"Unless funding is restored," he said, "the millions of dollars already invested in CALPADS will have been wasted, and our state will be at ground zero in collecting student-level data, placing us last among the states in measuring student progress over time."
Statewide results showed graduation rates rose from 68.5 percent to 70.1 percent, while dropout rates increased from 18.9 percent to 21.7 percent. The numbers do not add up to 100 percent because some students -- such as those who take special education classes, move out of state or pass high school equivalency exams -- neither graduate nor drop out, O'Connell said.
"I am glad to see the graduation rate inch up, but remain deeply concerned that the dropout rate is also increasing slightly," O'Connell said.
Black and Latino students drop out at a higher rate than others, showing a continued achievement gap, he said. The dropout rates for black students was nearly 37 percent, and about 27 percent for Latino students.
However, graduation rates for both groups of students improved, with nearly a 5 percentage point increase for Latino students and a 1.4 percent increase for blacks.
In Contra Costa County, the Mt. Diablo school district saw minor improvement, with its dropout rate moving from 23 percent to 22.2 percent.
The Acalanes district had the lowest dropout rate -- 3.3 percent. The Pittsburg district had the highest rate of student dropouts at nearly 31 percent.
Not counting the apparent Dublin district error, in Alameda County, the Piedmont district had the lowest dropout rate of just under 1 percent in the county, while Oakland had the highest dropout rate, with 40 percent.
Staff writer Katy Murphy contributed to this report.
2008-09 four-year estimated dropout rates for select East Bay school districts
County/school district % who drop out
Contra Costa County 15.9
Acalanes Union High 3.3

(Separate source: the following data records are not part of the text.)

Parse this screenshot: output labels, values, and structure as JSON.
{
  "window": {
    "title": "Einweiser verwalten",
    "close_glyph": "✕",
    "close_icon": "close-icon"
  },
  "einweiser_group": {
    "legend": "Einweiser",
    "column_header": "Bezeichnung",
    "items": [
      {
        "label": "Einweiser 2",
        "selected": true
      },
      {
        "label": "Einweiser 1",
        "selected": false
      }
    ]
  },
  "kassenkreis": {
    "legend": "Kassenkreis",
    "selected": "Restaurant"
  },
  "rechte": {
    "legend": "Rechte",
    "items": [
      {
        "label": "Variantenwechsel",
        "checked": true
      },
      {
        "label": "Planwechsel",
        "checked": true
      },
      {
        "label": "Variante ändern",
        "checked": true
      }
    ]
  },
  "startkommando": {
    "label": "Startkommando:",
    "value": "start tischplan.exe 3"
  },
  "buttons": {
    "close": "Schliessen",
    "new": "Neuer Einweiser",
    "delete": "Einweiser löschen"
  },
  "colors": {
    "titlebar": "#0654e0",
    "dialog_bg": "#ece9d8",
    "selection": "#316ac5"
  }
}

Mt. Diablo 22.2
San Ramon Valley 3.7
West Contra Costa 22.2
Alameda County 26.7 *
Alameda Unified: 16.6
Dublin 99.9 **
Livermore Valley 14.0
San Leandro 19.2
*Skewed by Dublin figure
**Dublin says there is an error
Source: California state Department of Education
To view or download state, county, district, and school-level dropout data, go to: http://dq.cde.ca.gov/dataquest.
For more information about Contra Costa district results, visit the On Assignment blog at IBABuzz.com/onassignment.
The Education Report blog has Alameda district details at IBABuzz.com/education.